Brewers will tell you that designing a beer to have “sessionability”, the indefinable something which keeps bringing the drinker back throughout the evening to refill their glass from the same fount, is one of the most difficult problems they can set themselves.
Simple one-off tasting sessions are unlikely to tell you if you have achieved your goal: it’s just like the “Pepsi Challenge”, where, in the battle of the colas, the sweeter drink wins in a head-to-head comparison, but over the distance the drier fluid wins. The only way to find out which new beers have sessionability, one brewer once told me, is to set a table up with a variety of free beers and ask the public to help themselves: the beer that is drunk the most, the beer that people come back to most often, will be the most sessionable.

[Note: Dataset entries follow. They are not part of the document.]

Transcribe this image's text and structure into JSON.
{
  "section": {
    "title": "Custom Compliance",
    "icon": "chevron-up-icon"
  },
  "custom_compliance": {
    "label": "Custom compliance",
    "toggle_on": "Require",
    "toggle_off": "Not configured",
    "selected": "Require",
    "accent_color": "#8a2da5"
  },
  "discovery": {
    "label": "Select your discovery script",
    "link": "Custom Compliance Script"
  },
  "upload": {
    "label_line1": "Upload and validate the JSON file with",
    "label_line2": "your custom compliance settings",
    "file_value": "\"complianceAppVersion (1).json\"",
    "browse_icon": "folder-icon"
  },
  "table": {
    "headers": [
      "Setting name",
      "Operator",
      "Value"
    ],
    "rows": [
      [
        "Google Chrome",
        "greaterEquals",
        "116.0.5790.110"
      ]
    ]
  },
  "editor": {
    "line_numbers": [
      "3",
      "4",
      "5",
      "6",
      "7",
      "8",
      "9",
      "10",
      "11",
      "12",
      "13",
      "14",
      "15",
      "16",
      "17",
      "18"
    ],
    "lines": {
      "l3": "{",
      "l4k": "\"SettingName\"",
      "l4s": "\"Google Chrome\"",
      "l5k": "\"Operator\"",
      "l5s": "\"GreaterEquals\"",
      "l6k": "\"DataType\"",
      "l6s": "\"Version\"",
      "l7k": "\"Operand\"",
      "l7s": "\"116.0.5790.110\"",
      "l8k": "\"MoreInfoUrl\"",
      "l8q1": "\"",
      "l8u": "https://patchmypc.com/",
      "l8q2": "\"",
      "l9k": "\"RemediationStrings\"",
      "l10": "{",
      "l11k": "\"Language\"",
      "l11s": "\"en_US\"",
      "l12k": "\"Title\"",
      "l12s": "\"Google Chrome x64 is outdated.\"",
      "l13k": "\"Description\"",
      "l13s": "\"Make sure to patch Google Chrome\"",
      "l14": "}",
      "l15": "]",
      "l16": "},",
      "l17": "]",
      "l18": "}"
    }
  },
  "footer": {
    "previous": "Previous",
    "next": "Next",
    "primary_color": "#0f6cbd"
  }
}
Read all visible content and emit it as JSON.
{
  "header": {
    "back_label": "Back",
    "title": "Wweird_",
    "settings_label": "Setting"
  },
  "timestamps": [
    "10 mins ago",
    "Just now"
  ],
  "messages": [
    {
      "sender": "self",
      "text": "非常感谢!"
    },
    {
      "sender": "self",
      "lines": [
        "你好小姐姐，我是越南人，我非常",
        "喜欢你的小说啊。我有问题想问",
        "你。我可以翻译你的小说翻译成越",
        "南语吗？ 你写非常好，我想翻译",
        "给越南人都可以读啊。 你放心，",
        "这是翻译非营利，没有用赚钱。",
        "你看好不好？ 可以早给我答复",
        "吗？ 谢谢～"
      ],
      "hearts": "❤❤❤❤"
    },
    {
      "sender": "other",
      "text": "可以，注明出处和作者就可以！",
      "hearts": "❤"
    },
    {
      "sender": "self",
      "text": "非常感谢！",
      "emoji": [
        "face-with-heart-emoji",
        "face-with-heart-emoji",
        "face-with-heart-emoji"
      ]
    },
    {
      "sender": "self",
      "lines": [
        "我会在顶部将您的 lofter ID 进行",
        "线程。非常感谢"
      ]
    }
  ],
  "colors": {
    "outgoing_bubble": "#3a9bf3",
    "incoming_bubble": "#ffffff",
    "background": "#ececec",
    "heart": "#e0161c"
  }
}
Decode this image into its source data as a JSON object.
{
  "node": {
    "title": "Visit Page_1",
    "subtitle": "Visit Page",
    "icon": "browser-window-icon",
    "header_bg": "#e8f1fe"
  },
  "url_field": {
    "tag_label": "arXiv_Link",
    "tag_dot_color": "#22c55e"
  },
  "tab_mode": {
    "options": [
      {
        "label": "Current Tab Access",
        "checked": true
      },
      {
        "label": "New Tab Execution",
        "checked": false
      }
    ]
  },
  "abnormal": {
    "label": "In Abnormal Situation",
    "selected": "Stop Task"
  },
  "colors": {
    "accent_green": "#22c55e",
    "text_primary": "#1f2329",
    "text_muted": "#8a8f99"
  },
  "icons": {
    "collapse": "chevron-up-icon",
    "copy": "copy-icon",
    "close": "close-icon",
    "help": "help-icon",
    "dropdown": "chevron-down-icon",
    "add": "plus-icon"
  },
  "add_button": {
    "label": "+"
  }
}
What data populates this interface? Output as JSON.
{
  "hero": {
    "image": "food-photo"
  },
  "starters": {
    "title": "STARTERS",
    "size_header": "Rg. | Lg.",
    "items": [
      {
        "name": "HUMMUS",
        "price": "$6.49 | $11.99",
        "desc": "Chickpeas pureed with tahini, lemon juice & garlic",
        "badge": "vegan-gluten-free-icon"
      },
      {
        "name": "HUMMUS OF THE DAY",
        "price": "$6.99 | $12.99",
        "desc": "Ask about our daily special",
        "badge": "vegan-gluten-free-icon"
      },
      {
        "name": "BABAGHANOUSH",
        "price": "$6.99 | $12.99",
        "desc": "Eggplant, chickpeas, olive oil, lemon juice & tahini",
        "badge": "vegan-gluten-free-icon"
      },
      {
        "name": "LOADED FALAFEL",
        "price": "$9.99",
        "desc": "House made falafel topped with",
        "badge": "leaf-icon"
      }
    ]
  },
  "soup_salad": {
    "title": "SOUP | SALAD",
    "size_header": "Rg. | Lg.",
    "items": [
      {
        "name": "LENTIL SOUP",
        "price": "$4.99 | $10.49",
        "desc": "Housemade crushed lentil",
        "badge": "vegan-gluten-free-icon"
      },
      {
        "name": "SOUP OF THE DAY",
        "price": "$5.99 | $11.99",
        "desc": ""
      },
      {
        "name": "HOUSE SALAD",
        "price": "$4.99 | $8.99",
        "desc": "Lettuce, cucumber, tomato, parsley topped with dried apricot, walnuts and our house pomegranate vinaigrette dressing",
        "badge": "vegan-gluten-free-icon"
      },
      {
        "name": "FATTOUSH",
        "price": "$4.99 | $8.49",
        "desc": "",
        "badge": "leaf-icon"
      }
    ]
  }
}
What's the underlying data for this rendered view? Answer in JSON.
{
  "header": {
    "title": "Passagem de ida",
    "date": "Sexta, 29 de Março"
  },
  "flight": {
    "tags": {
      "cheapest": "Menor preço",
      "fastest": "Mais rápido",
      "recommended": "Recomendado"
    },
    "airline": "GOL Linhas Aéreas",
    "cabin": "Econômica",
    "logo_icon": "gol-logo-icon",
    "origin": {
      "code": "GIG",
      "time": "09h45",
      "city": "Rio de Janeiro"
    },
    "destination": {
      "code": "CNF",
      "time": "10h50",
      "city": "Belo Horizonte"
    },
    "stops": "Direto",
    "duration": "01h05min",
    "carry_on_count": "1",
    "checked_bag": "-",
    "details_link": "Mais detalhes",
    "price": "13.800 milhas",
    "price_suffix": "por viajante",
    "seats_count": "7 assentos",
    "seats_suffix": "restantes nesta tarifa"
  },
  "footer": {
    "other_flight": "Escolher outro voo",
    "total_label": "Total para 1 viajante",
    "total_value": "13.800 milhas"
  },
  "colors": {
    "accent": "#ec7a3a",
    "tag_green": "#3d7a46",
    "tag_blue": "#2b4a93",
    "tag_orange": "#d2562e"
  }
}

Back in February, Lew Bryson, one of America’s leading beer bloggers, flattered me by asking for my comments about session beers, to go into an article he was writing. I found I had written several hundred words by the time I had finished, and as Lew couldn’t possibly use them all, and it’s long enough after his piece was published, here they all are, plus some extra just for you.
I love session beers. I love the way they make a good evening down the pub with friends even better. What makes a good session beer is a combination of restraint, satisfaction and “moreishness”. Like the ideal companions around a pub table, a great session beer will not dominate the occasion and demand attention; at the same time its contribution, while never obtrusive, will be welcome, satisfying and pleasurable; and yet, though each glass satisfies, like each story in the night’s long craic, the best session beers will still leave you wishing for one more pint, to carry on the pleasure.